First, even the insurance companies that issue the plans are worried about “public pushback” from rising insurance premiums, Betsey McCaughey, the former lieutenant governor of New York and author of the book “Beating Obamacare,” told Fox News’s Neil Cavuto on Monday.
“That’s only part of the bad news,” she said. “You’re also going to see a million people or more default. In other words, they have paid their first premium, but when they discover what it really means to have a $3,000 or $5,000 deductible on their plan, they go to their doctor again and again and have to pay full freight, even though they’re paying a premium, they’re going to stop paying their premium.
“Another big problem ahead is the 25 million to 30 million people who currently get on-the-job coverage are going to lose it in the coming months, when their employers realize that they’re not going to be able to renew those old plans and they’re stuck between the very costly Obamacare plans or sending their workers and their families on to the exchanges.
“And finally you are going to hear a lot of desperation from cancer patients when they discover these Obamacare exchange — Obamacare exchange plans won`t let them go to any specialty cancer hospitals, even though the data show that, for example, women with ovarian cancer live longer when they`re treated at a high-volume cancer hospital.”

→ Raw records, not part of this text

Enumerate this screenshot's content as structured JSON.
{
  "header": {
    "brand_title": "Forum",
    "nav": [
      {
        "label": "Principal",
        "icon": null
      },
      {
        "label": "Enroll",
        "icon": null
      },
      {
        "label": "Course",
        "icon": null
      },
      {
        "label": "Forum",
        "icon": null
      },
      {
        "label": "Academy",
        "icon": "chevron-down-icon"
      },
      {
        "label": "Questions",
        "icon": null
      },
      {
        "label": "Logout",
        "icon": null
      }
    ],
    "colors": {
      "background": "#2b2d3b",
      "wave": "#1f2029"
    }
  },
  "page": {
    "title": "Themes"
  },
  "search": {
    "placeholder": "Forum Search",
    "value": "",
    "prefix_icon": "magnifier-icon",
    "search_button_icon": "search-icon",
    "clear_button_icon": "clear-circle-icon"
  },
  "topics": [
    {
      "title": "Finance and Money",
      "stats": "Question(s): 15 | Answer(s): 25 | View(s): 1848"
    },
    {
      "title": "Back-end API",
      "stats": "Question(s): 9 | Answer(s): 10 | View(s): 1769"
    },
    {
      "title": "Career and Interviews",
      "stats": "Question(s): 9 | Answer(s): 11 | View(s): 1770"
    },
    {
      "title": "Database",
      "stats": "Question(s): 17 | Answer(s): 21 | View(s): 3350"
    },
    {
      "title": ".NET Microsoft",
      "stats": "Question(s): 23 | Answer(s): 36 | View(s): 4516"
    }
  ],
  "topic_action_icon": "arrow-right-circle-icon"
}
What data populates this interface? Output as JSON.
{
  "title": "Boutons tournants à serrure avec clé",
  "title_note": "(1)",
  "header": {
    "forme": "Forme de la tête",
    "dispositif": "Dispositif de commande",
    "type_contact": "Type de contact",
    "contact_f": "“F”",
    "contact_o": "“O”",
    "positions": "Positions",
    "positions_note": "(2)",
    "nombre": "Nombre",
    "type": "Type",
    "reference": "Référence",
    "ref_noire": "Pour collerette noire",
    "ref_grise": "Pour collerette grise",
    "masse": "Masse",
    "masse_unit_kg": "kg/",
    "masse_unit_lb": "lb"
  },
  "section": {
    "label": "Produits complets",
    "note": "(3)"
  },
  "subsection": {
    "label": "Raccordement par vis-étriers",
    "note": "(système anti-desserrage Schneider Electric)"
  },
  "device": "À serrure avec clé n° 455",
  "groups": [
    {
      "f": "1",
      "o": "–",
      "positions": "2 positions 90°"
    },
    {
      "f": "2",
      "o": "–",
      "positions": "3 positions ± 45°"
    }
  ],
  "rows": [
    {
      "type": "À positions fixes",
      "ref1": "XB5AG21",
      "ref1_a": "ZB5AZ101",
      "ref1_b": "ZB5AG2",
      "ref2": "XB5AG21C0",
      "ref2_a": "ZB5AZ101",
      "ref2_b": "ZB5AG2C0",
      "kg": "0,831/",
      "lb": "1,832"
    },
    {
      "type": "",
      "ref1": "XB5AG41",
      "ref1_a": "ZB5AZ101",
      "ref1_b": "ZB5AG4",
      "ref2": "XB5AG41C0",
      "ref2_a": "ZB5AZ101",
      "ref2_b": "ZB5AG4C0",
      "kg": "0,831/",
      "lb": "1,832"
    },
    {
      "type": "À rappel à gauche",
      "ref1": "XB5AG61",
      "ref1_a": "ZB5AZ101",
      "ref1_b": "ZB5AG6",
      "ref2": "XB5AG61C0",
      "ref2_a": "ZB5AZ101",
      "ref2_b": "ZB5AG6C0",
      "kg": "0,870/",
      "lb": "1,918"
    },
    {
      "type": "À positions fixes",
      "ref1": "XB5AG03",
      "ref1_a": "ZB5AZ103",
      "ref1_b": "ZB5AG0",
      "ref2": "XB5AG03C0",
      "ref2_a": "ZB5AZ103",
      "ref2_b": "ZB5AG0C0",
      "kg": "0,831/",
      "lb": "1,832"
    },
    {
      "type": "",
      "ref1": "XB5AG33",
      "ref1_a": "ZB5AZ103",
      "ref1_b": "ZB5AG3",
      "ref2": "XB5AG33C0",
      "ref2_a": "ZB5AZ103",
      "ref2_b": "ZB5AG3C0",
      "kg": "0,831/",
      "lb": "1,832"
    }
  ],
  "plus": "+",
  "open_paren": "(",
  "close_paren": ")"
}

According to McCaughey, the CEOs of Aetna and CareFirst-Blue Cross/Blue Shield have warned about double- and even triple-digit premium increases in the next few months.
Read the full story at CNSNews.com.
Liberals are far superior to Conservatives because...
Total Voters: 306
The Internal Revenue Service plans to rewrite proposed regulations limiting the political activities of the same type of tax-exempt groups the agency was accused of targeting after backlash from GOP lawmakers and politically active nonprofit groups.
IRS Commissioner John Koskinen told USA Today on Monday that the agency will likely “re-propose a redefined rule and ask for more public comment.” He expects the process will take “until the end of the year and beyond” to complete.
Koskinen said the revised rule will take into account criticism from conservative groups concerned the regulations will put free speech rights at risk. Some liberal groups voiced concerns that the regulations could bar voter education and registration programs, Koskinen said.
“I think we have to take all of that into consideration,” Koskinen told USA Today. “There are very thoughtful comments and concerns, and one of the questions that has evoked a lot of comment is, once you define what political activity is, to what organizations should it apply in the 501(c) context and how much of it should be allowed? All of that is going to be very important.”
Read the full story at FoxNews.com.